▶ **Exercise materials**:
- - -
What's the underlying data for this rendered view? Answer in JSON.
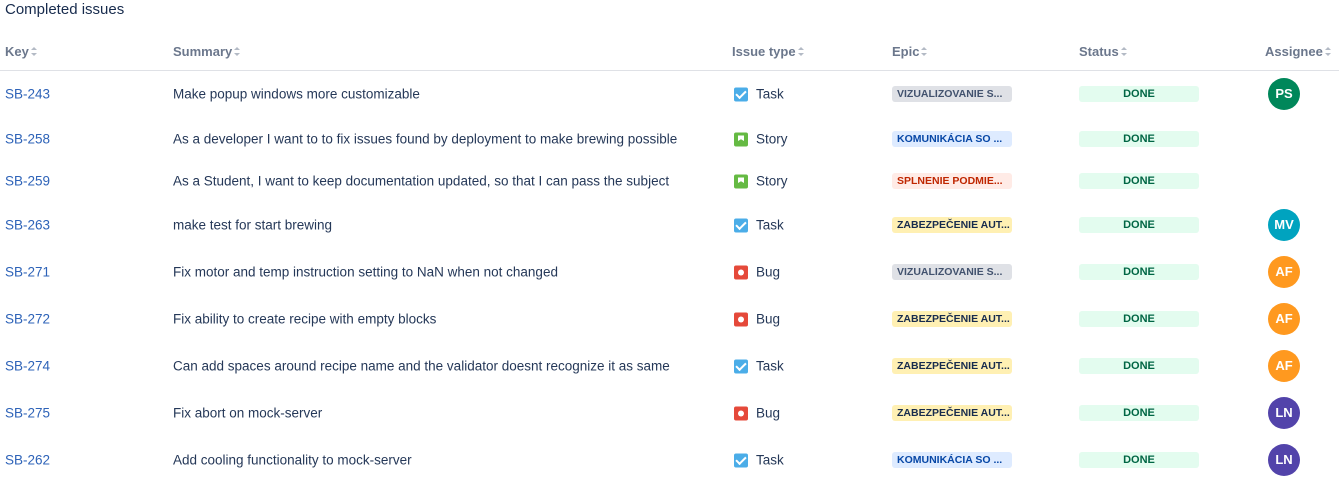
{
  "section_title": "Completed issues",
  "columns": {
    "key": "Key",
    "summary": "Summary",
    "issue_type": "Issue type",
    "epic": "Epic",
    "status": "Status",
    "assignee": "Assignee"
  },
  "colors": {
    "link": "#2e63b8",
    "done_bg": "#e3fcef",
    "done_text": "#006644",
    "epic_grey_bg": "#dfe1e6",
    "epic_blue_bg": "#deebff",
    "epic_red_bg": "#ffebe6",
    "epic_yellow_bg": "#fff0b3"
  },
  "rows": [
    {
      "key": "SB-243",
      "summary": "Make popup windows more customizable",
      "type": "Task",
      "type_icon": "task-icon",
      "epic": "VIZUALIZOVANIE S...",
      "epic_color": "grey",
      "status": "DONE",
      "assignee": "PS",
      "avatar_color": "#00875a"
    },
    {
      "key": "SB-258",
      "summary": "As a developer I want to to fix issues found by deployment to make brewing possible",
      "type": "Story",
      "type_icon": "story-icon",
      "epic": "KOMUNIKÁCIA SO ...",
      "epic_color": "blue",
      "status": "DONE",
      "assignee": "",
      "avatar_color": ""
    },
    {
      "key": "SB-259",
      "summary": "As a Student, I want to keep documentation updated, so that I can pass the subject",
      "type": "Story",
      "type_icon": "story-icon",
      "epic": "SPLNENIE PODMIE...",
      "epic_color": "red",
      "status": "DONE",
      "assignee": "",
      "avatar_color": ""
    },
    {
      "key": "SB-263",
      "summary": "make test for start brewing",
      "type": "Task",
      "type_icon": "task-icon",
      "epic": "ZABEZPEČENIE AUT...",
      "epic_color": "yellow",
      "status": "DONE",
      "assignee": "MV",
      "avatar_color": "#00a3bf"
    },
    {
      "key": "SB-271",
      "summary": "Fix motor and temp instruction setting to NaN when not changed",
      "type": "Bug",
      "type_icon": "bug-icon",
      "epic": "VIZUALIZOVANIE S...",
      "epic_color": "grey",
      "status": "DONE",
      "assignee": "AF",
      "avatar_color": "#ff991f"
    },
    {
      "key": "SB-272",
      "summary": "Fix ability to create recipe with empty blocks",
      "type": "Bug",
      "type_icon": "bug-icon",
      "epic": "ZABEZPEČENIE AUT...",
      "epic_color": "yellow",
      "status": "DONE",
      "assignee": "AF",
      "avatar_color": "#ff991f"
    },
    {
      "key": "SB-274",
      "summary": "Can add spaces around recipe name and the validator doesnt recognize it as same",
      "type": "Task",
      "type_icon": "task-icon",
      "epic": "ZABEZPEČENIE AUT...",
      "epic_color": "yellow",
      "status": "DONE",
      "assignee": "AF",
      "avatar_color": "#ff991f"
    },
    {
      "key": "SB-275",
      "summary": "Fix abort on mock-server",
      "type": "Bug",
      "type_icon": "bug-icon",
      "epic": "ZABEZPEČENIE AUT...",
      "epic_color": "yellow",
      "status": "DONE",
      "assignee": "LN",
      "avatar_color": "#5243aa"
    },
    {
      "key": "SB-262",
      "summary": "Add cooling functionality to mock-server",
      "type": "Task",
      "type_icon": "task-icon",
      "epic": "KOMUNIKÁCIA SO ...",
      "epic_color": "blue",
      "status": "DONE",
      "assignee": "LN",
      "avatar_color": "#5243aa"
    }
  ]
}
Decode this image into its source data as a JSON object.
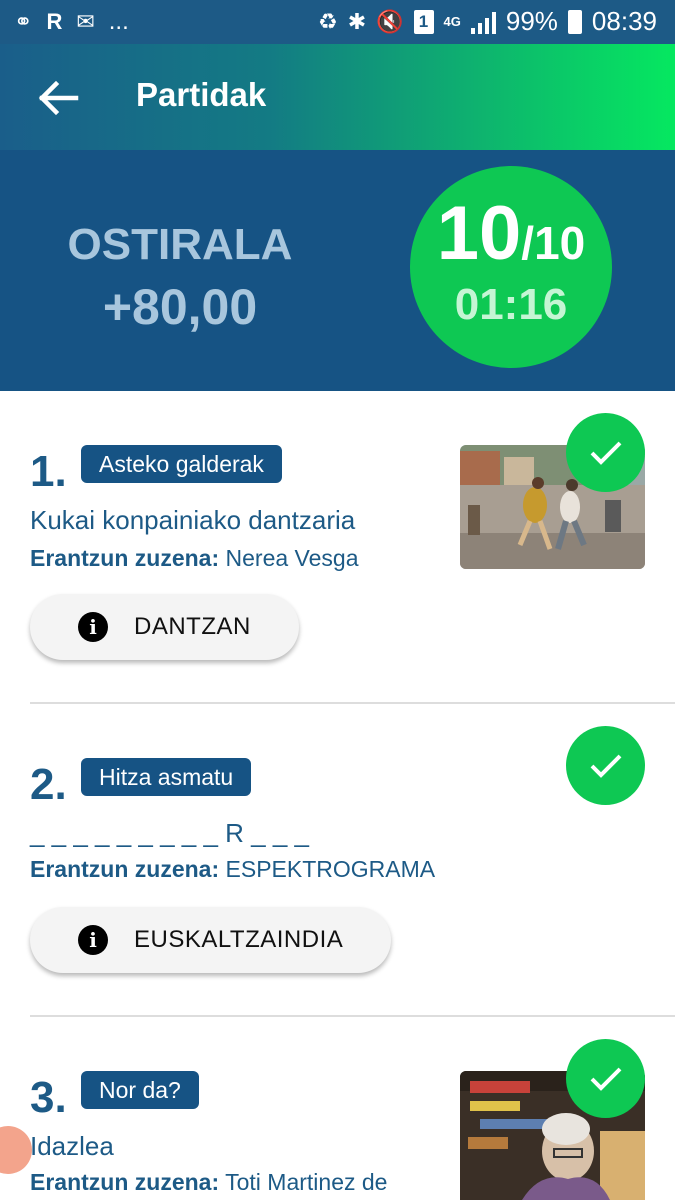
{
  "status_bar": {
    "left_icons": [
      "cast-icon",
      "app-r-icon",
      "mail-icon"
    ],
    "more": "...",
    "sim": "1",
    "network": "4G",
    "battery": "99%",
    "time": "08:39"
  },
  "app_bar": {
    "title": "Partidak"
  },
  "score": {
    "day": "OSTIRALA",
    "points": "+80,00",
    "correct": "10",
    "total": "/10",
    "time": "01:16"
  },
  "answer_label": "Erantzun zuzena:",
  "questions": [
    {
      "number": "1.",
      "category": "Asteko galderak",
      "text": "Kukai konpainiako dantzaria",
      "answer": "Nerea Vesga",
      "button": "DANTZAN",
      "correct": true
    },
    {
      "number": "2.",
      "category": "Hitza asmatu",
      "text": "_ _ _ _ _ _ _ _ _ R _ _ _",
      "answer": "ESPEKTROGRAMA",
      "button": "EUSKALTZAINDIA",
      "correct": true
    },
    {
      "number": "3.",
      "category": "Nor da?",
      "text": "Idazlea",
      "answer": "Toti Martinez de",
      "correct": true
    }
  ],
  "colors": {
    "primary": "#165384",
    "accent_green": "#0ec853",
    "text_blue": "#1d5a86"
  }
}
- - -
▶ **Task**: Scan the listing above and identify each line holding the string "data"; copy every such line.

▶ **Written answer**:
What's the underlying data for this rendered view? Answer in JSON.
Decode this image into its source data as a JSON object.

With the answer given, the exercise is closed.